=== Listed entries ===

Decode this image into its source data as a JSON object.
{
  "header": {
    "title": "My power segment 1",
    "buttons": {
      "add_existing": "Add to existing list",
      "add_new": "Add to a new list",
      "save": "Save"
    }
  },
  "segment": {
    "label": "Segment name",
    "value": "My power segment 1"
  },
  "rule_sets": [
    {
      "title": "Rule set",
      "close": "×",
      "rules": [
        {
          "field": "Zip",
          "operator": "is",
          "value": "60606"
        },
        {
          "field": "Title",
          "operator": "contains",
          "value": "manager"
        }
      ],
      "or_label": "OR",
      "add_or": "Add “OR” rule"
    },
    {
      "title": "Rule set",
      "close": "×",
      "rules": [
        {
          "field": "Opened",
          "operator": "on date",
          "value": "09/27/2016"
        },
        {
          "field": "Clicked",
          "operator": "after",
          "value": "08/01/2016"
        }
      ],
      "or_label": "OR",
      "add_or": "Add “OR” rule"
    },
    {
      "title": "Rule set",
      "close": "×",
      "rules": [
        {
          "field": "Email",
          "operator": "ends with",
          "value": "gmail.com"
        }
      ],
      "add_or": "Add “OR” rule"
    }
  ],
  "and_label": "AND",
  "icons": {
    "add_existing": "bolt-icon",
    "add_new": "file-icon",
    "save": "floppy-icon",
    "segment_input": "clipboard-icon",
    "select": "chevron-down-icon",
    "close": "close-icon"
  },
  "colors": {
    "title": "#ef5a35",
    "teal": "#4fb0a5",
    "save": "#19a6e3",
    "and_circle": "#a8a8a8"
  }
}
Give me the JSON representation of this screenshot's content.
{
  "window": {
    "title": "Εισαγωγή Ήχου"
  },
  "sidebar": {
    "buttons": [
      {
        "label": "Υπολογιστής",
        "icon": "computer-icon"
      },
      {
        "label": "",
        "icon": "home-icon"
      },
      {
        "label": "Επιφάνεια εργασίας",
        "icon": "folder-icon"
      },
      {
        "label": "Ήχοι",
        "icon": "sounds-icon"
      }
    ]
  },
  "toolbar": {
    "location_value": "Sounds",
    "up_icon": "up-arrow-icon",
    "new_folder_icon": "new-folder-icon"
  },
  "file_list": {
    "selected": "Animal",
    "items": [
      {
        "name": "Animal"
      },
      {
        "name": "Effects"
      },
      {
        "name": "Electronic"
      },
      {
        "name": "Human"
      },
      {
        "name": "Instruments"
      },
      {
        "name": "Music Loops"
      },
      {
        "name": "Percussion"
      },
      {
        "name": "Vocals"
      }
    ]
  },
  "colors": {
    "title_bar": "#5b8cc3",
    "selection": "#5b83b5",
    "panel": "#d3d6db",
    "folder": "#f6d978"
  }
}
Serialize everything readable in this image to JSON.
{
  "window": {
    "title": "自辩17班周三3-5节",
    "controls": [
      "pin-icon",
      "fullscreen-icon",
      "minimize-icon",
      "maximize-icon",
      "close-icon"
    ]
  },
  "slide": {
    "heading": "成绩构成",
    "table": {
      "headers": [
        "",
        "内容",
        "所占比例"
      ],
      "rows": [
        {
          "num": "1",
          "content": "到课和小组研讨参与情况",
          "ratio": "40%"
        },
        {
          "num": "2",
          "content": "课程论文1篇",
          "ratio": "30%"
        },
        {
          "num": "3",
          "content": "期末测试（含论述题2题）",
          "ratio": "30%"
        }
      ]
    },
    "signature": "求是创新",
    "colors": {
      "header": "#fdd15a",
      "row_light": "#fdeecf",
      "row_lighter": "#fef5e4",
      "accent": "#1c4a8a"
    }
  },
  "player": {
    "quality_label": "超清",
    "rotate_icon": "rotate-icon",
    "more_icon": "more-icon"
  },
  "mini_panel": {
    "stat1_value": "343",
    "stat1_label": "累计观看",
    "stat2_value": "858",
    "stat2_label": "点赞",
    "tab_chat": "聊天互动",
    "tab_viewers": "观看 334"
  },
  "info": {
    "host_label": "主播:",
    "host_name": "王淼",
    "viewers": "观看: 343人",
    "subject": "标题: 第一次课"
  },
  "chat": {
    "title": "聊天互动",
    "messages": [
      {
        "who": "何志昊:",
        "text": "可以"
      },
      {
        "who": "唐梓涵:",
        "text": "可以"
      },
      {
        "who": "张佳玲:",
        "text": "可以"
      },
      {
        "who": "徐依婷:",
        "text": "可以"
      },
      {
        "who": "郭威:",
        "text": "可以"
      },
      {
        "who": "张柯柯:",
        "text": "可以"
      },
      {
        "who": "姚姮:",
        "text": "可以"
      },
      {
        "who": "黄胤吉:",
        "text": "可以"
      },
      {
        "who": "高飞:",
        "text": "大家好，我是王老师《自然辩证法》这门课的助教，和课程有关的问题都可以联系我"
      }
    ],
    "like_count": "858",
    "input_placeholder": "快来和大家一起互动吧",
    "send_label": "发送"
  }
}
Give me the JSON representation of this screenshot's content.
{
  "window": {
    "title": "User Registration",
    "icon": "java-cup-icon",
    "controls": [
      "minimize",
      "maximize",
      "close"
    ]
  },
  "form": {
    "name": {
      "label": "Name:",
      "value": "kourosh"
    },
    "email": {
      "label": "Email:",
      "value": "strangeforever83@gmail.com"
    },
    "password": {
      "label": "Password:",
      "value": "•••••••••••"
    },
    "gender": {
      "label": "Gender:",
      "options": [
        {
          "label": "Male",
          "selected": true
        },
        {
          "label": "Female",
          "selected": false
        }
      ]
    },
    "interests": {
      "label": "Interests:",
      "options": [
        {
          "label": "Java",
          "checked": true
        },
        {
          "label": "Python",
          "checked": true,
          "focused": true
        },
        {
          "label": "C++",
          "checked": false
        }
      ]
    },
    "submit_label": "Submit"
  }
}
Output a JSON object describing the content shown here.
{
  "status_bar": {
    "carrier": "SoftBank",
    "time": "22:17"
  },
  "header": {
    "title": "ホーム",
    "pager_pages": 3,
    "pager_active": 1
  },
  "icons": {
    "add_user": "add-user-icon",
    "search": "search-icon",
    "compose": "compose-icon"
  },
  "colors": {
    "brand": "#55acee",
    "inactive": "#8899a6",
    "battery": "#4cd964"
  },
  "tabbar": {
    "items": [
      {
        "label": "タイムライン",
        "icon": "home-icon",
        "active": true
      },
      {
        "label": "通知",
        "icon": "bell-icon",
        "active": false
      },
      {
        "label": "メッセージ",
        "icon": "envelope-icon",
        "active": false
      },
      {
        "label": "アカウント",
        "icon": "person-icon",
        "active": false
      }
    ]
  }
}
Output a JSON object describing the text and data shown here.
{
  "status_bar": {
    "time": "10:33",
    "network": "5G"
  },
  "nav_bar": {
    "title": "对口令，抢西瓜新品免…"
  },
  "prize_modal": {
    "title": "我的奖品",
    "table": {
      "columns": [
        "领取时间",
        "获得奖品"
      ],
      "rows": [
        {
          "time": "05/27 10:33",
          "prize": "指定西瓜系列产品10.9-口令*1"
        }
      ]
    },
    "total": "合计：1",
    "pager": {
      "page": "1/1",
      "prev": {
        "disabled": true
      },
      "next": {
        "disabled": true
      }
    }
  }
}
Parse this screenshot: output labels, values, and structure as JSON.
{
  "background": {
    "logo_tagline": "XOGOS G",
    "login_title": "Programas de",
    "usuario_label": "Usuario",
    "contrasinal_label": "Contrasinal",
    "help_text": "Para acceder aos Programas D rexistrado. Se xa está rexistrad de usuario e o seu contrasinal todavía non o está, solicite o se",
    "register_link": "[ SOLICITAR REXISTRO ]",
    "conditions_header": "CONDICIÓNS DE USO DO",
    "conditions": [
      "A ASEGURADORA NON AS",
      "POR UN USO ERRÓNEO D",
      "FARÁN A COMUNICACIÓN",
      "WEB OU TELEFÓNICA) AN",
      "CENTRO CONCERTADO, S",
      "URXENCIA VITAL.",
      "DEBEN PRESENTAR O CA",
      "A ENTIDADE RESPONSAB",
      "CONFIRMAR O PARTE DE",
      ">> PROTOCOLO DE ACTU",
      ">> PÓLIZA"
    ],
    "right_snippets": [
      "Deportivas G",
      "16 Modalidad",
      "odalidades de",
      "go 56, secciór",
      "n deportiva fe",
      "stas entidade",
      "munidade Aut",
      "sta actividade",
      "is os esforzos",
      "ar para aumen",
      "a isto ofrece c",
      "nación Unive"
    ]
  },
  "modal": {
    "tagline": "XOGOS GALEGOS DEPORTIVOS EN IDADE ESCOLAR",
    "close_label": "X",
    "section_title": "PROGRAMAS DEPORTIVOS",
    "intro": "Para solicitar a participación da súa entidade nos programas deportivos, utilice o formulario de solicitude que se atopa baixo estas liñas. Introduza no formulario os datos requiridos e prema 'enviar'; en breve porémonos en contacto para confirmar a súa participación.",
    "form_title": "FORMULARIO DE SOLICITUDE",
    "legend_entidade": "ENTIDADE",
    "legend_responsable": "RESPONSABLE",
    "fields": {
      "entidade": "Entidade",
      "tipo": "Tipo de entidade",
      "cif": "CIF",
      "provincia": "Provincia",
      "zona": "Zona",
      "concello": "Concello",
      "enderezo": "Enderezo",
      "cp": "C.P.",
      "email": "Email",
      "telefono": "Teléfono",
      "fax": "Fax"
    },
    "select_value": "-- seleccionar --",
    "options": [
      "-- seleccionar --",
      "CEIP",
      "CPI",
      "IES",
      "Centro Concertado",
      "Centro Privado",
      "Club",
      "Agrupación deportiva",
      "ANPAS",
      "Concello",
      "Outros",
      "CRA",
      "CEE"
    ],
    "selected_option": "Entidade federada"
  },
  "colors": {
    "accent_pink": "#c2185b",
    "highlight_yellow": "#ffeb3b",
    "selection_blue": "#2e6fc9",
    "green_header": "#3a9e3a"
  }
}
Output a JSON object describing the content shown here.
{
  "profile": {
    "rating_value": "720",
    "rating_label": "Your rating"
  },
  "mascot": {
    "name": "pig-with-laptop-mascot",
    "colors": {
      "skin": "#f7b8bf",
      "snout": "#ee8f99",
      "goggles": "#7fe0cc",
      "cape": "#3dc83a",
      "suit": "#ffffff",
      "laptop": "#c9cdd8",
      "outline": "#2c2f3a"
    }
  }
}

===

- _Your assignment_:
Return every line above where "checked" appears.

- _Response area_:
          "checked": true
          "checked": true,
          "checked": false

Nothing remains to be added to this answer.